He read all of the information he could find, watched pulse school videos, visited websites such as APG’s, as well as calling on his local seed grower and product rep to answer questions. In the end it paid off with a beautiful harvest of 365 acres of yellow peas.

“Overall, it went as well as I could have hoped,” he said. “We will be growing them again and they will be in our rotation long-term. I’ve always been told that if you want to grow peas, it’s a headache. My dad didn’t really want to try it. My dad said if you want to do it, you can do it but you have to figure it out.”

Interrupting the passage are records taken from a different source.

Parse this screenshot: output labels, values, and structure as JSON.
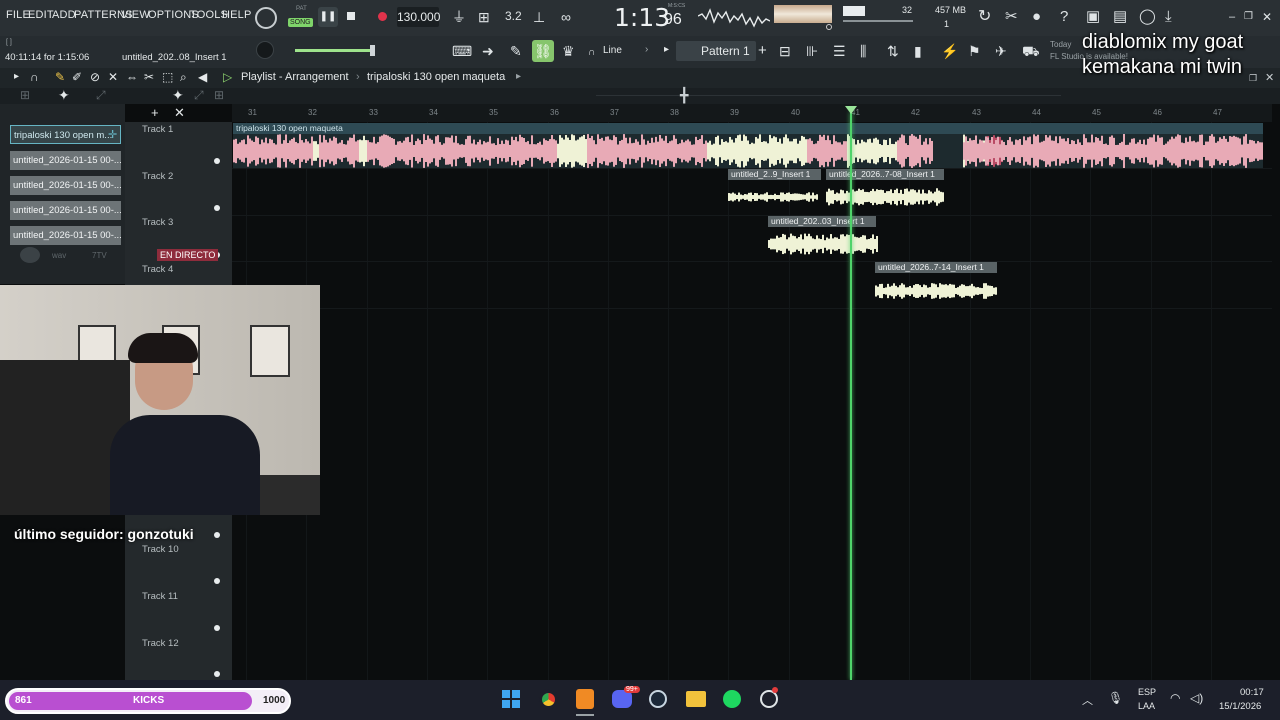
{
  "menu": [
    "FILE",
    "EDIT",
    "ADD",
    "PATTERNS",
    "VIEW",
    "OPTIONS",
    "TOOLS",
    "HELP"
  ],
  "transport": {
    "mode_pat": "PAT",
    "mode_song": "SONG",
    "tempo": "130.000",
    "time": "1:13",
    "time_small": "96",
    "time_unit": "M:S:CS",
    "cpu_num": "32",
    "memory": "457 MB",
    "poly": "1"
  },
  "hint": {
    "elapsed": "40:11:14 for 1:15:06",
    "file": "untitled_202..08_Insert 1",
    "brackets": "[ ]",
    "today": "Today",
    "update": "FL Studio is available!"
  },
  "toolbar2": {
    "snap": "Line",
    "pattern": "Pattern 1"
  },
  "playlist": {
    "title": "Playlist - Arrangement",
    "arrangement": "tripaloski 130 open maqueta"
  },
  "browser": {
    "clips": [
      "tripaloski 130 open m...",
      "untitled_2026-01-15 00-...",
      "untitled_2026-01-15 00-...",
      "untitled_2026-01-15 00-...",
      "untitled_2026-01-15 00-..."
    ],
    "tags": [
      "wav",
      "7TV",
      "EN DIRECTO"
    ]
  },
  "ruler": [
    "31",
    "32",
    "33",
    "34",
    "35",
    "36",
    "37",
    "38",
    "39",
    "40",
    "41",
    "42",
    "43",
    "44",
    "45",
    "46",
    "47"
  ],
  "tracks": [
    {
      "name": "Track 1"
    },
    {
      "name": "Track 2"
    },
    {
      "name": "Track 3"
    },
    {
      "name": "Track 4"
    },
    {
      "name": "Track 10"
    },
    {
      "name": "Track 11"
    },
    {
      "name": "Track 12"
    }
  ],
  "clips": {
    "main": "tripaloski 130 open maqueta",
    "t2a": "untitled_2..9_Insert 1",
    "t2b": "untitled_2026..7-08_Insert 1",
    "t3": "untitled_202..03_Insert 1",
    "t4": "untitled_2026..7-14_Insert 1"
  },
  "overlay": {
    "line1": "diablomix my goat",
    "line2": "kemakana mi twin",
    "follower": "último seguidor: gonzotuki"
  },
  "kicks": {
    "current": "861",
    "label": "KICKS",
    "goal": "1000",
    "progress": 0.861
  },
  "taskbar": {
    "lang1": "ESP",
    "lang2": "LAA",
    "time": "00:17",
    "date": "15/1/2026",
    "badge": "99+"
  },
  "colors": {
    "waveform_main": "#e8aab6",
    "waveform_main_dark": "#b94a64",
    "waveform_light": "#eff2d6",
    "playhead": "#4fd36a",
    "accent_pink": "#b94fd1"
  }
}
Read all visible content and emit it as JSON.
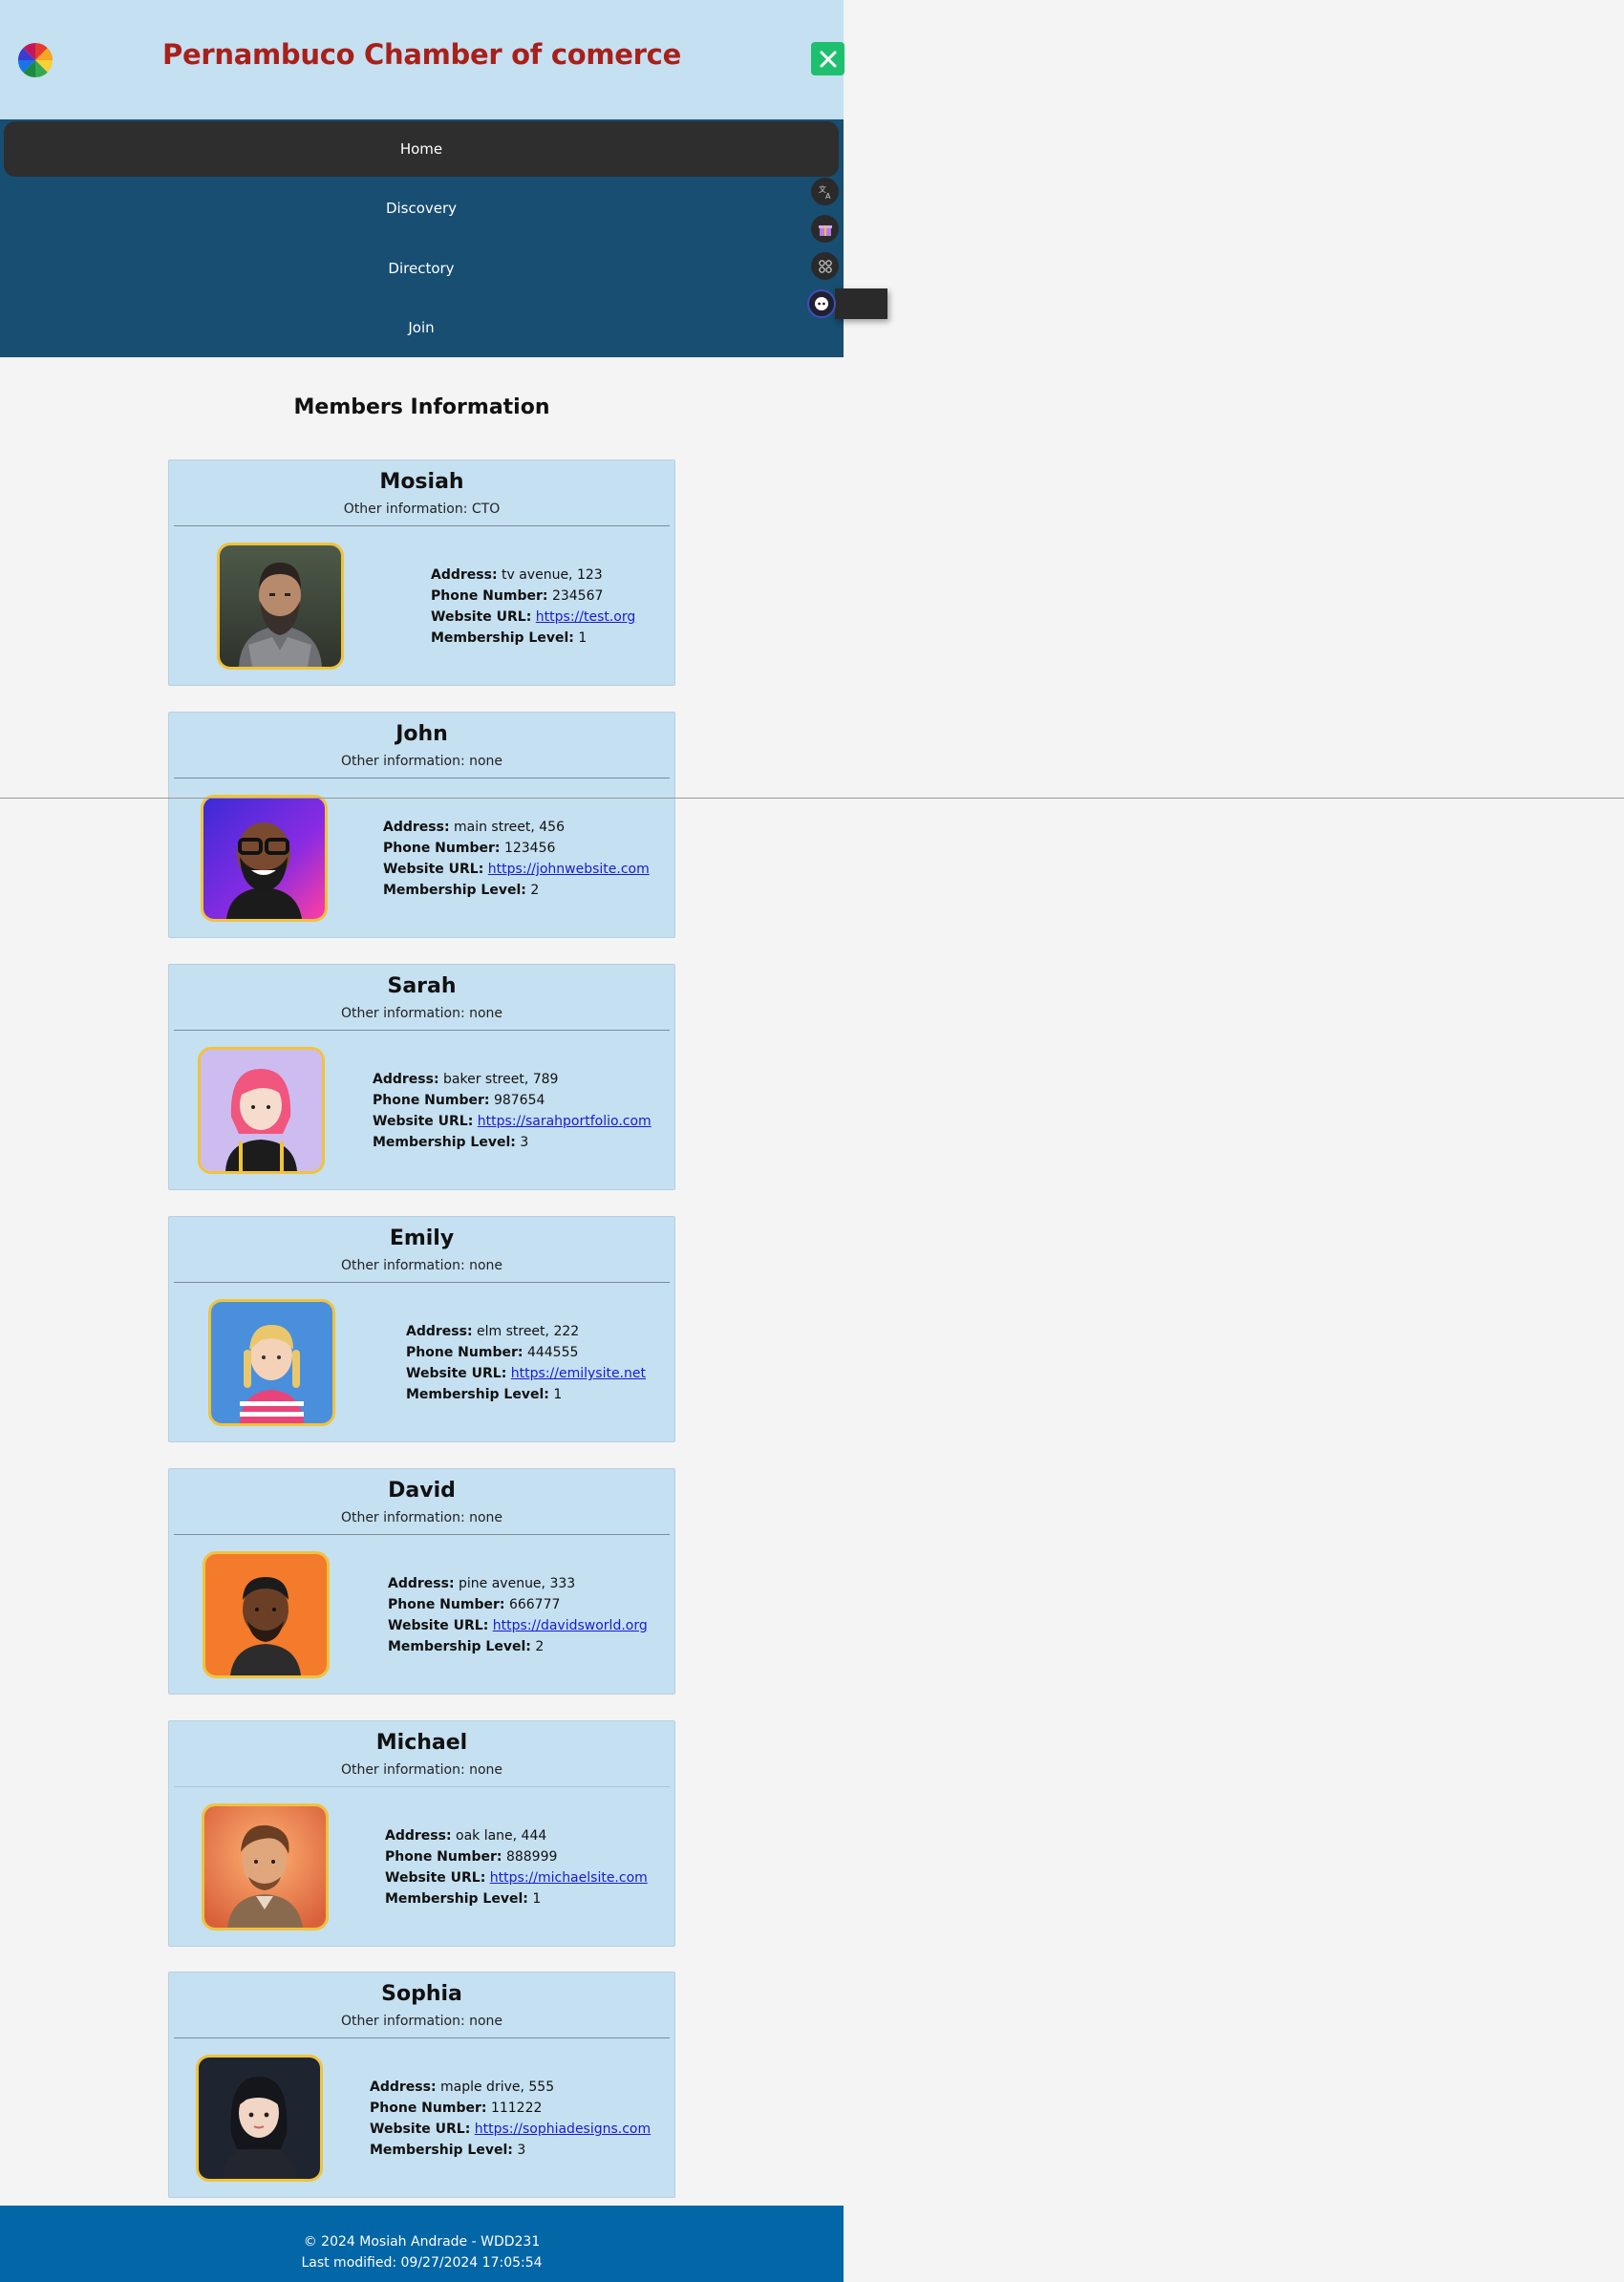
{
  "header": {
    "title": "Pernambuco Chamber of comerce",
    "logo_icon": "pinwheel-logo-icon",
    "close_icon": "close-icon"
  },
  "nav": {
    "items": [
      {
        "label": "Home",
        "active": true
      },
      {
        "label": "Discovery",
        "active": false
      },
      {
        "label": "Directory",
        "active": false
      },
      {
        "label": "Join",
        "active": false
      }
    ]
  },
  "floating_toolbar": {
    "icons": [
      "translate-icon",
      "gift-icon",
      "apps-icon",
      "chat-assistant-icon"
    ]
  },
  "main": {
    "title": "Members Information",
    "labels": {
      "other_prefix": "Other information: ",
      "address": "Address:",
      "phone": "Phone Number:",
      "website": "Website URL:",
      "membership": "Membership Level:"
    },
    "members": [
      {
        "name": "Mosiah",
        "other": "CTO",
        "address": "tv avenue, 123",
        "phone": "234567",
        "website": "https://test.org",
        "level": "1"
      },
      {
        "name": "John",
        "other": "none",
        "address": "main street, 456",
        "phone": "123456",
        "website": "https://johnwebsite.com",
        "level": "2"
      },
      {
        "name": "Sarah",
        "other": "none",
        "address": "baker street, 789",
        "phone": "987654",
        "website": "https://sarahportfolio.com",
        "level": "3"
      },
      {
        "name": "Emily",
        "other": "none",
        "address": "elm street, 222",
        "phone": "444555",
        "website": "https://emilysite.net",
        "level": "1"
      },
      {
        "name": "David",
        "other": "none",
        "address": "pine avenue, 333",
        "phone": "666777",
        "website": "https://davidsworld.org",
        "level": "2"
      },
      {
        "name": "Michael",
        "other": "none",
        "address": "oak lane, 444",
        "phone": "888999",
        "website": "https://michaelsite.com",
        "level": "1"
      },
      {
        "name": "Sophia",
        "other": "none",
        "address": "maple drive, 555",
        "phone": "111222",
        "website": "https://sophiadesigns.com",
        "level": "3"
      }
    ]
  },
  "footer": {
    "copyright": "© 2024 Mosiah Andrade - WDD231",
    "last_modified": "Last modified: 09/27/2024 17:05:54"
  },
  "colors": {
    "header_bg": "#c5e0f1",
    "title": "#a8201a",
    "nav_bg": "#174e72",
    "nav_active": "#2e2e2e",
    "card_bg": "#c5e0f1",
    "avatar_border": "#f0c33c",
    "close_btn": "#1ec06f",
    "footer_bg": "#0366a7",
    "link": "#1a1ad1"
  }
}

The biggest concern that Schultz and his dad, Ray, had about planting peas was that they would lodge and the combine would pick up rocks.

The week before Schultz planned to harvest at the end of August, three inches of rain poured down with hail on the farm about 100 km east of Calgary International Airport.

“We thought that the peas would be as flat as a pancake, but they were all still standing and just a little shelled out and relatively easy to harvest,” he said. “We were one of the first people combining them. It took about five days to combine. We just used the one combine, but we didn’t realize how slow they would be to combine. I think next year we will use two combines. There was some bad weather in there so a lot of people got caught with very weathered peas that were turning black, but we didn’t get much of that.”

Schultz credits the positive first pea harvest to improved varieties and agronomic practices being available to him.

“For the most part, all of the peas came off before extra rain got on them and everything was put on a truck and went to the elevator – the seed was cleaned as we were combining,” he recalled. “Pretty much all of those peas were gone before we started combining anything else. That’s very handy because you can have more use out of your bins.”

The good experience also helped alter Schultz’s father’s opinion about growing peas.

“My dad did go combine some peas and we had been paid in full by the time we went to combine anything else, so that pretty much changed his mind about peas,” he said. “It’s hard to try something new but ask a lot of questions. It was definitely worth the risk to try something new.”

Schultz said he has a full seed bin and looks forward to doubling the number of acres devoted to peas next year, which will mean 10 per cent of the farm’s acres will be growing peas.

Meanwhile, veteran pea producer Harold Haugen was also pleased overall with his harvest of yellow peas in the Lougheed area.

“Harvest went wonderful, except for the rain and breakdowns,” he said. “The peas all came off in good condition with good yields. But there were some places in Zone 5 that had severe hail damage.”

Haugen added that pulses earned the best income per acre for many producers with the low inputs, and even more so now for anyone who has not sold their production with the yellow pea price climbing during the fall. He said that some producers in his area are planning to increase their pea acres, including those who haven’t grown peas before or haven’t done so for many years. He noted that he is also hearing from producers in his area about their plans to seed faba beans in 2015.

Southern Alberta’s Greg Stamp also reported a good result via Twitter when APG asked what was grown and how harvest went. “Pluto green and Saffron yellow pea, Snowbird, Snowdrop and FB 9-4 faba beans,” he Tweeted. “Excellent dryland pea yields, lots of faba demand.”

Unfortunately, harvest was not as positive for all Alberta pulse producers. Some had their peas affected by root rot, and others experienced severe winter weather before they could harvest.

Daniel Hurt of the Crossfield-CarstairsAirdrie area responded to APG’s Twitter inquiry that “snow flattened Meadow peas were destroying our HB headers so we had to swath ahead of combine which increased rock ingestion” and all 350 acres he grew were snowed on.